Usually marathon theatre events like The Gabriels — experienced over the course of eight hours, with two long breaks — have more than a touch of the epic about them. But Richard Nelson’s three-play cycle, set around the kitchen table of a rather ordinary American family in Rhinebeck, New York, is unusually intimate.
The world’s most closely-dissected and controversial election is taking place in their country, but the Gabriels’ most immediate concerns are those things that tend to keep most of us up at night: how do we deal with the death of a loved one? How do we ensure our finances are solid enough to afford us some dignity as we reach our later years? And how do we maintain peaceful and loving relationships with our family when there are small tensions and niggles constantly creeping in?
Each of the three plays takes place on a significant evening in the US election, culminating on election night. All three premiered on the night on which they were set — Hungry on March 4, What Did You Expect? on September 16, and Women of a Certain Age on November 8 — at New York’s Public Theater. Earlier this year, they were combined into a three-play marathon, first performed by the original cast in Washington, and now playing a short Australian season at Perth International Arts Festival.
Despite the plays’ timings and setting, there’s little discussion of the election or bigger political ideas.
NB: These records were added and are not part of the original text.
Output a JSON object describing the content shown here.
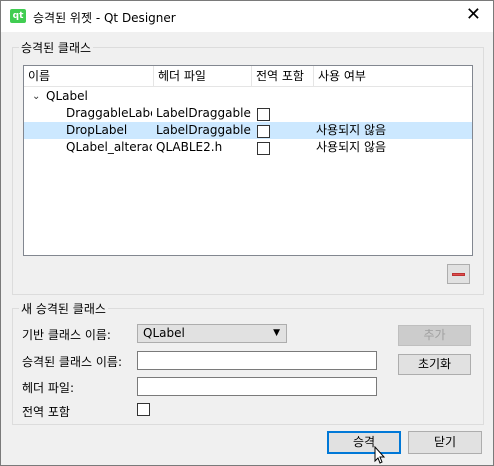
{
  "window": {
    "title": "승격된 위젯 - Qt Designer",
    "icon_label": "qt"
  },
  "promoted_group": {
    "title": "승격된 클래스",
    "columns": [
      "이름",
      "헤더 파일",
      "전역 포함",
      "사용 여부"
    ],
    "base_class": "QLabel",
    "rows": [
      {
        "name": "DraggableLabel",
        "header": "LabelDraggable",
        "global": false,
        "usage": "",
        "selected": false
      },
      {
        "name": "DropLabel",
        "header": "LabelDraggable.h",
        "global": false,
        "usage": "사용되지 않음",
        "selected": true
      },
      {
        "name": "QLabel_alterada",
        "header": "QLABLE2.h",
        "global": false,
        "usage": "사용되지 않음",
        "selected": false
      }
    ]
  },
  "new_group": {
    "title": "새 승격된 클래스",
    "base_label": "기반 클래스 이름:",
    "base_value": "QLabel",
    "promoted_label": "승격된 클래스 이름:",
    "promoted_value": "",
    "header_label": "헤더 파일:",
    "header_value": "",
    "global_label": "전역 포함",
    "add_label": "추가",
    "reset_label": "초기화"
  },
  "footer": {
    "promote_label": "승격",
    "close_label": "닫기"
  }
}
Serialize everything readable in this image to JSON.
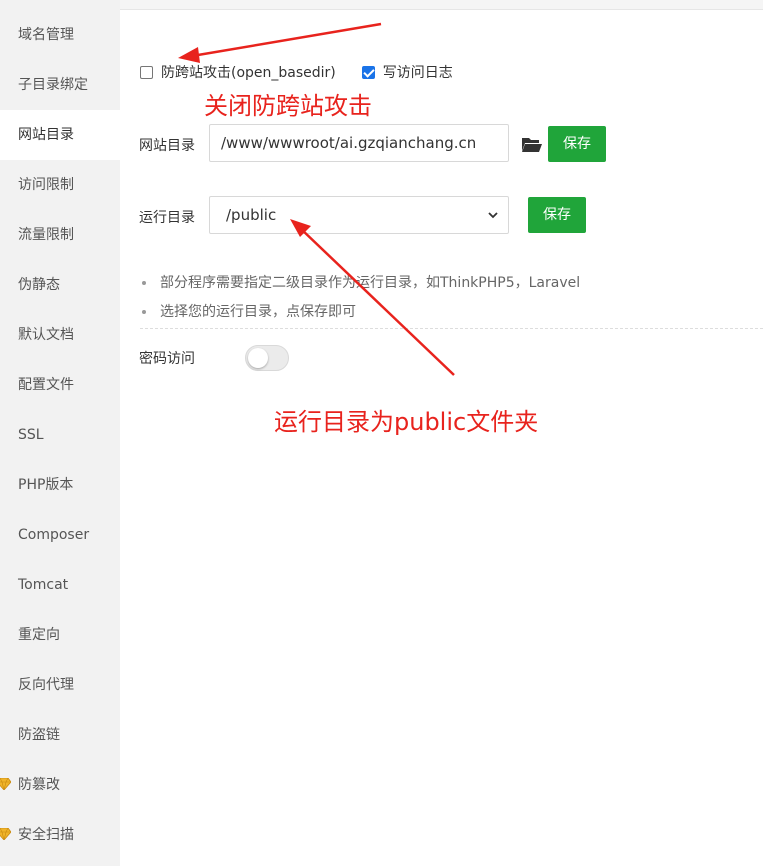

The family are all committed Democrats, and although they express some concerns about Hillary Clinton, it’s clear where their allegiances will eventually lie.
The plays were written before the election, but Donald Trump is rarely addressed — maybe the Gabriels just don’t see him as a credible threat, or maybe the horror of a Trump Presidency is just too much to even acknowledge. In fact, it’s not until the third play that he’s actually addressed by name; up until then he’s only referred to in ominous terms as “him”.
What do they do if “he” wins? None of the family has any real answers to offer.
That’s not to say The Gabriels don’t chew the fat in a satisfying and engaging way: they’re the type of family who discuss ideas in a down-to-earth but sophisticated way, and you’re very happy to have a fly-on-the-wall view of their lives for a few hours.
And that’s exactly what The Gabriels provides. Each of the plays sees the family preparing food — ratatouille in the first, treats for a picnic in the second, and painted cookies in the third — while they come to grips with the year they’re all experiencing. There’s a gaping hole in this family when we first meet them, given that a pivotal member, successful playwright Thomas, has died a few months ago.
His third wife, Mary (Maryann Plunkett) cared for him through his final years and is only just managing to keep it together, while Thomas’s mother Patricia (Roberta Maxwell) soon throws up problems of her own. Thomas’s first wife Karin (Meg Gibson) has also showed up to the dinner, although nobody can remember who invited her.
The food is all made from scratch (well, except for a packet-mix of hummus) live on stage. It means the audience can smell onions frying, a casserole baking, watch steam rising from fry pans, and hear the sound of pots of water bubbling away.
“there’s something epic about the mere act of living through a year with family.”
It’s this absolute commitment to realism and touches of naturalism that’s the most impressive and engrossing thing about this marathon, directed by Nelson himself. Across more than five hours of stage time, there’s not a line of dialogue that doesn’t ring true, or a movement that doesn’t feel as though it emerged entirely naturally from the situation.
But within those strictures, Nelson manages to pose bigger questions about how we live, and how we see ourselves on stage and in culture. In fact, the third play begins with the line “who’s there?”, which a character later states is the greatest possible opening for a play (and also the opening of Hamlet).
This isn’t a debate play by any stretch of the imagination — the Gabriels barely argue and never raise their voices — but the ideas with which they gently grapple are undeniably political.
If the play has a political viewpoint, it’s never put into the mouths of any character, but rather emerges from the situation that the family finds itself in as it starts losing its grip on finances and property.
The performances are all finely observed, incredibly disciplined, and gorgeously un-stagey. To see this cast of six (Meg Gibson, Lynn Hawley, Roberta Maxwell, Maryann Plunkett, Jay O. Sanders, and Amy Warren) performing in Australia is a rare treat.
There are microphones hanging around the kitchen which catch most of the conversation as it evolves, meaning the actors are always speaking as though they were speaking to a family member who were just a few metres away, never reaching out to the back row of the audience. There are still snatches of dialogue that you miss as a loud tap turns on or something on the stove starts to bubble over, but that just enhances the feeling that you’re part of this intimate gathering.
By the time the ending of the final play creeps up, it becomes clear that there’s something epic about the mere act of living through a year with family. It’s difficult to know if you’ve learnt anything or gained any deeper understanding of the human condition from The Gabriels, but you can be certain that you’ve borne witness to something quite special.
Photo by Joan Marcus